Students at Beijing’s Tsinghua University gathered last weekend to vent their fury at China’s zero-Covid policies. But discontent on the campus was also bound up in the country’s economic direction.
“Because of the lockdown[s], the economy stagnated, and my family’s financial situation also deteriorated,” said a student at the Tsinghua protest.
“If the economic situation is poor, it may be difficult for my parents to pay for my study abroad,” she added. “The Covid policy will affect my future choices.”
Young people in China, who were at the heart of a nationwide wave of demonstrations after a fatal fire in the western city of Urumqi was blamed on a lockdown, face a bleak economic outlook. Youth unemployment this year touched its highest level on record.
China’s broader economy is now at one of its weakest junctures in many years. While Xi Jinping’s zero-Covid policies, which aim to eliminate all infections of the virus, helped insulate the economy in 2020 and early 2021, they have imposed huge costs this year.
A series of lockdowns amid outbreaks of the Omicron variant has crippled consumption and helped to push growth below an official target of 5.5 per cent that was already its lowest in decades.
One of the clearest impacts has been on youth unemployment, which hit 20 per cent in July shortly after the lockdown of Shanghai. It has remained close to that level for months, in contrast with general unemployment at 5.5 per cent. The metric, which the government began recording in 2018, has risen sharply since hovering at about 12 per cent before the pandemic struck.
“Younger people are the most vulnerable in the labour market because they have no experience,” said Larry Hu, chief China economist at Macquarie, who suggested the high rate of joblessness was a result of broad-based economic weakness.
Zero-Covid “weighs heavily on the service sector and the service sector hires a lot of young people”, he added.
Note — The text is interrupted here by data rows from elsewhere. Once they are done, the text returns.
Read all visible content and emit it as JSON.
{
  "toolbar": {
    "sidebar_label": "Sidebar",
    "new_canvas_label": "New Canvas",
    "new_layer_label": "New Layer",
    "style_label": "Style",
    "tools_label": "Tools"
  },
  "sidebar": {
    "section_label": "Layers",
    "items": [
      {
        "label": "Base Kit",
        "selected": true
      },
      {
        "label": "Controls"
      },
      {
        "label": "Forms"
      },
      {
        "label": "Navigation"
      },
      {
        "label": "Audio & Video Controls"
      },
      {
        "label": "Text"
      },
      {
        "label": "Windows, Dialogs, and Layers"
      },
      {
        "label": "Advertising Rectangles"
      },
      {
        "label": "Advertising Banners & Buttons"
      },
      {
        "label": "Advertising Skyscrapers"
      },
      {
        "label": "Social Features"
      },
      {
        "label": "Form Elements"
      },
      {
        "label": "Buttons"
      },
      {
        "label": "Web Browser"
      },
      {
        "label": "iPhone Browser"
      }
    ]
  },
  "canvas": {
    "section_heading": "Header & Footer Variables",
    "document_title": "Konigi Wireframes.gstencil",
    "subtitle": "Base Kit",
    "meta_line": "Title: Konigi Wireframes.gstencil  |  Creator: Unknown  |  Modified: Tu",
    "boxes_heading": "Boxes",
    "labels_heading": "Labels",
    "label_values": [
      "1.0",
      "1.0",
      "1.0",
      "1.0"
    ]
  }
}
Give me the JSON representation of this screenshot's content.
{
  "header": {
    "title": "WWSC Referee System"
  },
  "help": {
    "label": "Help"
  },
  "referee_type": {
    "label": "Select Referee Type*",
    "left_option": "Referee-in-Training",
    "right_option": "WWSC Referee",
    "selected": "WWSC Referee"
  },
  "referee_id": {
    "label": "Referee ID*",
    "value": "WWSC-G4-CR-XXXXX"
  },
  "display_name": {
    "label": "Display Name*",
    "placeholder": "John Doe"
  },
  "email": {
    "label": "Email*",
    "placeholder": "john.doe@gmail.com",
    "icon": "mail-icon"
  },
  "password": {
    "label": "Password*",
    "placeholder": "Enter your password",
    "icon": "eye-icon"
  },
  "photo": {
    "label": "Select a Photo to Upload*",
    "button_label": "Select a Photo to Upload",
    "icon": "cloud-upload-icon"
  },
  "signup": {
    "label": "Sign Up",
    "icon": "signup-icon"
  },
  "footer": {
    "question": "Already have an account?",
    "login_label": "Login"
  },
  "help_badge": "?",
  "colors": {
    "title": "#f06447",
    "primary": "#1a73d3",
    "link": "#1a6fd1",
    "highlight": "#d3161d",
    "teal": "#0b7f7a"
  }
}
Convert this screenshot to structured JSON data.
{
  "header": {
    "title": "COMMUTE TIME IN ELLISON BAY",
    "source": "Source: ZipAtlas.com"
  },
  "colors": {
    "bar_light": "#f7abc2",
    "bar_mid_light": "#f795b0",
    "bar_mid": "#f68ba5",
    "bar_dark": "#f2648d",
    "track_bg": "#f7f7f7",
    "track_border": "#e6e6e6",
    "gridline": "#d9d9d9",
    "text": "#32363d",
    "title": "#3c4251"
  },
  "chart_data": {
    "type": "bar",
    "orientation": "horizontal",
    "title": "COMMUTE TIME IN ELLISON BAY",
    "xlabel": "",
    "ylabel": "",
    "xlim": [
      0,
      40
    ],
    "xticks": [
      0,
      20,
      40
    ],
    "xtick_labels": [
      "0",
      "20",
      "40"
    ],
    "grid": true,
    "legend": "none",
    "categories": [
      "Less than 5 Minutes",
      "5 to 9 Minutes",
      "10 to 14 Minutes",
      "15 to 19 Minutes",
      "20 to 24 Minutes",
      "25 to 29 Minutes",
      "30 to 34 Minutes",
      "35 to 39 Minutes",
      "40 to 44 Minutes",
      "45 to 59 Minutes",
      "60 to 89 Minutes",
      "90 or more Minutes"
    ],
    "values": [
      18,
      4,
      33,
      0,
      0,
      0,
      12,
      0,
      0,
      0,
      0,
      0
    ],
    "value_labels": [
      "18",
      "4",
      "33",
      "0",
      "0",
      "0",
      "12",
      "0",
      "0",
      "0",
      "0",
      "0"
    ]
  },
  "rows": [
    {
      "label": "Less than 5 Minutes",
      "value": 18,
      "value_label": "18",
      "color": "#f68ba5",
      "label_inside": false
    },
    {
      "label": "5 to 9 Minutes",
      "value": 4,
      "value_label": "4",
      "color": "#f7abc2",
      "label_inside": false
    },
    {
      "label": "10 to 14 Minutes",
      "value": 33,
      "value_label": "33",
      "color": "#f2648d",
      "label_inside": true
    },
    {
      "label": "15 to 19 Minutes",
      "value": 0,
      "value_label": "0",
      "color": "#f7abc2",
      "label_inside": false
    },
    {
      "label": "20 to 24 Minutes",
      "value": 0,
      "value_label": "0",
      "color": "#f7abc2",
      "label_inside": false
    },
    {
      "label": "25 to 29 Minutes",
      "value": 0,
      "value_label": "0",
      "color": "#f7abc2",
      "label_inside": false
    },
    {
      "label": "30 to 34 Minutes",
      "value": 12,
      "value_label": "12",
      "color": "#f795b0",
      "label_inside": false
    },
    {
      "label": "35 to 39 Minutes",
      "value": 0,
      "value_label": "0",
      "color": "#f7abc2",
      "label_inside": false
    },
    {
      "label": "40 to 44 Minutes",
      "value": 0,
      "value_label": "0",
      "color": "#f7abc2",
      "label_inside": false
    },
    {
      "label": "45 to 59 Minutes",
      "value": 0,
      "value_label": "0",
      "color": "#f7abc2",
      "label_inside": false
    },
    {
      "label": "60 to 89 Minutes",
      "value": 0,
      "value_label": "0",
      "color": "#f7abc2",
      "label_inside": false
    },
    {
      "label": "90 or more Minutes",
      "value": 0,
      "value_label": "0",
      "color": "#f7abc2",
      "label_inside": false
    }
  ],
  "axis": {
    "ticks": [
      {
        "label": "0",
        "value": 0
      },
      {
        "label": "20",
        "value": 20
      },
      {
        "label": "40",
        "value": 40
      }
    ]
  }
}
In Shanghai, many of the most vocal participants in the weekend’s protests were young people. One student cited the youth unemployment figure specifically. Others referred to political ideals, including the impact of the measures on freedoms, citing slogans from a banner hung on a Beijing bridge last month.
The economic impacts of zero-Covid have been widely felt. In Shanghai, a two-month lockdown in the spring had a debilitating effect on businesses that must still contend with strict measures to curtail the virus. These include a track-and-trace system that poses the daily risk of quarantine to anyone who comes in contact with a positive case.
For young people, this has come alongside an already challenging working environment that entails long hours and tough competition. Josephine Li, who works in marketing in Shanghai, said she began working as a freelancer in August 2020 to provide some release from the pressure of her workload.
But after the lockdown this year, her earnings shrank by about 30 per cent, and in August the company she was working with cancelled a planned contract for full employment.
“I have been intensively seeking opportunities since then but only got two interview opportunities so far,” she said.
For other young people, the protests have stirred deep questions about their role within the economy. One 26-year-old tech worker in Shenzhen, who asked to be referred to by the name Ella, rushed to a demonstration on Tuesday but soon left after she saw police mustering.
“I am not without a job and care about making money,” she said. “But I feel deeply that I have been controlled by an invisible and powerful force in the past few years.
“We don’t study and work hard to become marionettes,” she added.
Economic weakness continued across the manufacturing sector in November, according to purchasing managers’ index data released on Thursday, a day after the government appeared to make some concessions to its Covid approach as daily infections continued to number into the tens of thousands.
Policymakers are also grappling with a property crisis that has been creating anxiety for more than a year.
A police presence in Shanghai and elsewhere is set to deter a repeat of last weekend’s displays of dissent, with the government pledging to crack down on “hostile forces”. But there are warnings that economic discontent, rather than frustration over Covid policies, could drive further demonstrations.
“China’s economy is likely to slump, and the problem of the large gap between the rich and the poor will become prominent,” said the Tsinghua student. “There is likely to be major social unrest.”
Additional reporting by Wang Xueqiao in Shanghai and Andy Lin in Hong Kong